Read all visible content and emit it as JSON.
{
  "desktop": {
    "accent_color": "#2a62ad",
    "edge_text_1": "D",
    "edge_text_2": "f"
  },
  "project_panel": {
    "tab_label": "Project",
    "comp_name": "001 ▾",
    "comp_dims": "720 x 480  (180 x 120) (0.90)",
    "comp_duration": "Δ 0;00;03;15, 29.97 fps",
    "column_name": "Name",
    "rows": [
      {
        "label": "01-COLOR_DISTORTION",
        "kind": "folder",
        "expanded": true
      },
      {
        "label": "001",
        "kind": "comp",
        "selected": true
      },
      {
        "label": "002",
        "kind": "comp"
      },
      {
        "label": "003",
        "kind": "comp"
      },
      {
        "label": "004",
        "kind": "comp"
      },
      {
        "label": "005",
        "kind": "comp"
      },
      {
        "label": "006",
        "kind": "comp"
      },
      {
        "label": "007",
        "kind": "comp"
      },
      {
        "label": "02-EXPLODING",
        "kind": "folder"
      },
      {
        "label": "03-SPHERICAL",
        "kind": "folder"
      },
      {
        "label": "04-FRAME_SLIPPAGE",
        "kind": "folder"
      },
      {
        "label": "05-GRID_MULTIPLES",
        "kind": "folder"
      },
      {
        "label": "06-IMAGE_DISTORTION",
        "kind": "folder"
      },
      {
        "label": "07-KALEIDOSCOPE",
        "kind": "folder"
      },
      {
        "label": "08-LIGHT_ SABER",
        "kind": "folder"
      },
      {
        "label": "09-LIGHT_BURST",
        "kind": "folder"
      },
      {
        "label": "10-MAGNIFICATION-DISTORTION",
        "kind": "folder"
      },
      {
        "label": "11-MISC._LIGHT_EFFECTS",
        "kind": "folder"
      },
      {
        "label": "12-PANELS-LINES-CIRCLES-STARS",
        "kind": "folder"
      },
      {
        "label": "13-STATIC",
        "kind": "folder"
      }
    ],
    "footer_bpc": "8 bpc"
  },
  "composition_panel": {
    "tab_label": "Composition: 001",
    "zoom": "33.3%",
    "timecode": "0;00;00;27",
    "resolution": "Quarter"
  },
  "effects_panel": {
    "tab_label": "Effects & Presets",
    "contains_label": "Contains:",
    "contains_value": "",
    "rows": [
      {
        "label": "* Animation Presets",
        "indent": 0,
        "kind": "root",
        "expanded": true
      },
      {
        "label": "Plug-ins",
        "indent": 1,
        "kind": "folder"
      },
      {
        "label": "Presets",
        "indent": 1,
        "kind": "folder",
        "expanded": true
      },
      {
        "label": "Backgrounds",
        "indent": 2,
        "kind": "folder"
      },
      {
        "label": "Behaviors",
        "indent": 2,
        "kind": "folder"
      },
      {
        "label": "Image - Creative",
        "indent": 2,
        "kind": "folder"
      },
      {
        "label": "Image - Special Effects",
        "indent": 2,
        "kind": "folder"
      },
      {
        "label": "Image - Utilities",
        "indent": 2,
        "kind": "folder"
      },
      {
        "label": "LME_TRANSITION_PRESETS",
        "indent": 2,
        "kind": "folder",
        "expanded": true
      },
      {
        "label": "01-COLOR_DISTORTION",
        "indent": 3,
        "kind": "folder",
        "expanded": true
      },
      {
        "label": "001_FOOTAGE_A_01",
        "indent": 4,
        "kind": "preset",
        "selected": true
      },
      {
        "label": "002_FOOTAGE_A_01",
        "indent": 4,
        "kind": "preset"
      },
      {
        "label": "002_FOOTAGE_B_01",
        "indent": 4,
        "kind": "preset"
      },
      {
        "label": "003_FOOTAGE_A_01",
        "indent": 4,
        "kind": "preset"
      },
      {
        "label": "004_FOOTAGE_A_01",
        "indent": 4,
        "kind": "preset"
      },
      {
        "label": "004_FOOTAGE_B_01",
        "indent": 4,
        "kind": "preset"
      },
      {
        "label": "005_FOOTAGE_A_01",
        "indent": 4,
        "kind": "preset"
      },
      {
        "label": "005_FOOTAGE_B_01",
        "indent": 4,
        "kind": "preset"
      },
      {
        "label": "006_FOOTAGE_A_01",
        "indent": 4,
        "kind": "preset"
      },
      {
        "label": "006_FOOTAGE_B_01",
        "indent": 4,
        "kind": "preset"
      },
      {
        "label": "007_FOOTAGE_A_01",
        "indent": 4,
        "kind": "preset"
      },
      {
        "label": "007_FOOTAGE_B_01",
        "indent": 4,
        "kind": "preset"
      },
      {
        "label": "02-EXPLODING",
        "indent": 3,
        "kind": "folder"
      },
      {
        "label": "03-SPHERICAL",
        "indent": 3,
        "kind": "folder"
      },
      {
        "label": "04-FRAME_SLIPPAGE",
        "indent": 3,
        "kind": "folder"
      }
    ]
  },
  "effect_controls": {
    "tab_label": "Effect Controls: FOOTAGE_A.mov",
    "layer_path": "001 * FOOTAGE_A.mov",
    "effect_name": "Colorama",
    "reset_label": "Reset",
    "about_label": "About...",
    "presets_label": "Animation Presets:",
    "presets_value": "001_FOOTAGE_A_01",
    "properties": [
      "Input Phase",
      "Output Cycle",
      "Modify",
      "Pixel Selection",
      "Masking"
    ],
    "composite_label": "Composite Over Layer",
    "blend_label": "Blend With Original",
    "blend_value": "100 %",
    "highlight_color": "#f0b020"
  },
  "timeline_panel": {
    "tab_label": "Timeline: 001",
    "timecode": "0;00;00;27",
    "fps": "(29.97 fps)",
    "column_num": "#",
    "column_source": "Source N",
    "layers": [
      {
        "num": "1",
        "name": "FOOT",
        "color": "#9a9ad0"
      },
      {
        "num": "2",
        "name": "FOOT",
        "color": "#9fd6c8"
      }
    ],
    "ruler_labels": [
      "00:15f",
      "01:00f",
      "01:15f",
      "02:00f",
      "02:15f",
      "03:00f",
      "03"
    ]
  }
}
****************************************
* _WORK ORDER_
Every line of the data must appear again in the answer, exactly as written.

* _EXERCISE RESULT_
Read all visible content and emit it as JSON.
{
  "desktop": {
    "accent_color": "#2a62ad",
    "edge_text_1": "D",
    "edge_text_2": "f"
  },
  "project_panel": {
    "tab_label": "Project",
    "comp_name": "001 ▾",
    "comp_dims": "720 x 480  (180 x 120) (0.90)",
    "comp_duration": "Δ 0;00;03;15, 29.97 fps",
    "column_name": "Name",
    "rows": [
      {
        "label": "01-COLOR_DISTORTION",
        "kind": "folder",
        "expanded": true
      },
      {
        "label": "001",
        "kind": "comp",
        "selected": true
      },
      {
        "label": "002",
        "kind": "comp"
      },
      {
        "label": "003",
        "kind": "comp"
      },
      {
        "label": "004",
        "kind": "comp"
      },
      {
        "label": "005",
        "kind": "comp"
      },
      {
        "label": "006",
        "kind": "comp"
      },
      {
        "label": "007",
        "kind": "comp"
      },
      {
        "label": "02-EXPLODING",
        "kind": "folder"
      },
      {
        "label": "03-SPHERICAL",
        "kind": "folder"
      },
      {
        "label": "04-FRAME_SLIPPAGE",
        "kind": "folder"
      },
      {
        "label": "05-GRID_MULTIPLES",
        "kind": "folder"
      },
      {
        "label": "06-IMAGE_DISTORTION",
        "kind": "folder"
      },
      {
        "label": "07-KALEIDOSCOPE",
        "kind": "folder"
      },
      {
        "label": "08-LIGHT_ SABER",
        "kind": "folder"
      },
      {
        "label": "09-LIGHT_BURST",
        "kind": "folder"
      },
      {
        "label": "10-MAGNIFICATION-DISTORTION",
        "kind": "folder"
      },
      {
        "label": "11-MISC._LIGHT_EFFECTS",
        "kind": "folder"
      },
      {
        "label": "12-PANELS-LINES-CIRCLES-STARS",
        "kind": "folder"
      },
      {
        "label": "13-STATIC",
        "kind": "folder"
      }
    ],
    "footer_bpc": "8 bpc"
  },
  "composition_panel": {
    "tab_label": "Composition: 001",
    "zoom": "33.3%",
    "timecode": "0;00;00;27",
    "resolution": "Quarter"
  },
  "effects_panel": {
    "tab_label": "Effects & Presets",
    "contains_label": "Contains:",
    "contains_value": "",
    "rows": [
      {
        "label": "* Animation Presets",
        "indent": 0,
        "kind": "root",
        "expanded": true
      },
      {
        "label": "Plug-ins",
        "indent": 1,
        "kind": "folder"
      },
      {
        "label": "Presets",
        "indent": 1,
        "kind": "folder",
        "expanded": true
      },
      {
        "label": "Backgrounds",
        "indent": 2,
        "kind": "folder"
      },
      {
        "label": "Behaviors",
        "indent": 2,
        "kind": "folder"
      },
      {
        "label": "Image - Creative",
        "indent": 2,
        "kind": "folder"
      },
      {
        "label": "Image - Special Effects",
        "indent": 2,
        "kind": "folder"
      },
      {
        "label": "Image - Utilities",
        "indent": 2,
        "kind": "folder"
      },
      {
        "label": "LME_TRANSITION_PRESETS",
        "indent": 2,
        "kind": "folder",
        "expanded": true
      },
      {
        "label": "01-COLOR_DISTORTION",
        "indent": 3,
        "kind": "folder",
        "expanded": true
      },
      {
        "label": "001_FOOTAGE_A_01",
        "indent": 4,
        "kind": "preset",
        "selected": true
      },
      {
        "label": "002_FOOTAGE_A_01",
        "indent": 4,
        "kind": "preset"
      },
      {
        "label": "002_FOOTAGE_B_01",
        "indent": 4,
        "kind": "preset"
      },
      {
        "label": "003_FOOTAGE_A_01",
        "indent": 4,
        "kind": "preset"
      },
      {
        "label": "004_FOOTAGE_A_01",
        "indent": 4,
        "kind": "preset"
      },
      {
        "label": "004_FOOTAGE_B_01",
        "indent": 4,
        "kind": "preset"
      },
      {
        "label": "005_FOOTAGE_A_01",
        "indent": 4,
        "kind": "preset"
      },
      {
        "label": "005_FOOTAGE_B_01",
        "indent": 4,
        "kind": "preset"
      },
      {
        "label": "006_FOOTAGE_A_01",
        "indent": 4,
        "kind": "preset"
      },
      {
        "label": "006_FOOTAGE_B_01",
        "indent": 4,
        "kind": "preset"
      },
      {
        "label": "007_FOOTAGE_A_01",
        "indent": 4,
        "kind": "preset"
      },
      {
        "label": "007_FOOTAGE_B_01",
        "indent": 4,
        "kind": "preset"
      },
      {
        "label": "02-EXPLODING",
        "indent": 3,
        "kind": "folder"
      },
      {
        "label": "03-SPHERICAL",
        "indent": 3,
        "kind": "folder"
      },
      {
        "label": "04-FRAME_SLIPPAGE",
        "indent": 3,
        "kind": "folder"
      }
    ]
  },
  "effect_controls": {
    "tab_label": "Effect Controls: FOOTAGE_A.mov",
    "layer_path": "001 * FOOTAGE_A.mov",
    "effect_name": "Colorama",
    "reset_label": "Reset",
    "about_label": "About...",
    "presets_label": "Animation Presets:",
    "presets_value": "001_FOOTAGE_A_01",
    "properties": [
      "Input Phase",
      "Output Cycle",
      "Modify",
      "Pixel Selection",
      "Masking"
    ],
    "composite_label": "Composite Over Layer",
    "blend_label": "Blend With Original",
    "blend_value": "100 %",
    "highlight_color": "#f0b020"
  },
  "timeline_panel": {
    "tab_label": "Timeline: 001",
    "timecode": "0;00;00;27",
    "fps": "(29.97 fps)",
    "column_num": "#",
    "column_source": "Source N",
    "layers": [
      {
        "num": "1",
        "name": "FOOT",
        "color": "#9a9ad0"
      },
      {
        "num": "2",
        "name": "FOOT",
        "color": "#9fd6c8"
      }
    ],
    "ruler_labels": [
      "00:15f",
      "01:00f",
      "01:15f",
      "02:00f",
      "02:15f",
      "03:00f",
      "03"
    ]
  }
}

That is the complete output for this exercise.